H. P. Lovecraft
Howard Phillips Lovecraft (August 20, 1890 - March 15, 1937) -- known as H. P. Lovecraft -- was an American author of horror, fantasy and science fiction, especially the subgenre known as weird fiction.
Lovecraft's guiding aesthetic and philosophical principle was what he termed "cosmicism" or "cosmic horror", the idea that life is incomprehensible to human minds and that the universe is fundamentally inimical to the interests of humankind. As such, his stories express a profound indifference to human beliefs and affairs. Lovecraft is best known for his Cthulhu Mythos story cycle and the Necronomicon, a fictional magical textbook of rites and forbidden lore.

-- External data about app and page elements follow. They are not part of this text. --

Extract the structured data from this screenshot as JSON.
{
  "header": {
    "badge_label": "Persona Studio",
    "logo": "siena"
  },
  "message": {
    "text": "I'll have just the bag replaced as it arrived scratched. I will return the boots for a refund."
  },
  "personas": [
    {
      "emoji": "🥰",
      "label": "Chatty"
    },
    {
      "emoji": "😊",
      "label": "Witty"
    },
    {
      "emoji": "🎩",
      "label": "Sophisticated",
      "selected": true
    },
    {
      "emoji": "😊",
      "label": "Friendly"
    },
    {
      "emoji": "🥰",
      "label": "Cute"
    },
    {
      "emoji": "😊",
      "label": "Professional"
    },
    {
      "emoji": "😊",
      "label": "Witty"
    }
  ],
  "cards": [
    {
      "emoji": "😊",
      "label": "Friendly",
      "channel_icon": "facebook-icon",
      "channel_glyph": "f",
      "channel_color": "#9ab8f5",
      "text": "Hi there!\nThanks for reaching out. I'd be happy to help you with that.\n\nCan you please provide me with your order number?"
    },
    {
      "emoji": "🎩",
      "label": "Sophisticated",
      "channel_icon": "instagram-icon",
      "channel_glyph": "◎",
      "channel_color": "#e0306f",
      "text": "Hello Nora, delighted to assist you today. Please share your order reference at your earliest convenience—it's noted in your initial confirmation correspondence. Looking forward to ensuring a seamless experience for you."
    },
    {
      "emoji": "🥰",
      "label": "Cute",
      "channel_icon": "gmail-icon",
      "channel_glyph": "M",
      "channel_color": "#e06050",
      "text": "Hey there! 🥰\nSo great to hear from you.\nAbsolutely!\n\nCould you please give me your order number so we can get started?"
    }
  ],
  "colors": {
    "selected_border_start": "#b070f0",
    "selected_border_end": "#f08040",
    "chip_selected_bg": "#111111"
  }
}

Although Lovecraft's readership was limited during his lifetime, his reputation has grown over the decades, and he is now regarded as one of the most influential horror writers of the 20th century. According to Joyce Carol Oates, an award-winning author, Lovecraft--as with Edgar Allan Poe in the 19th century--has exerted "an incalculable influence on succeeding generations of writers of horror fiction". The popular science fiction and fantasy author Stephen King called Lovecraft "the twentieth century's greatest practitioner of the classic horror tale." King has even made it clear in his semi-autobiographical non-fiction book Danse Macabre that Lovecraft was responsible for King's own fascination with horror and the macabre, and was the single largest figure to influence his fiction writing. His stories have also been adapted into plays, films and games.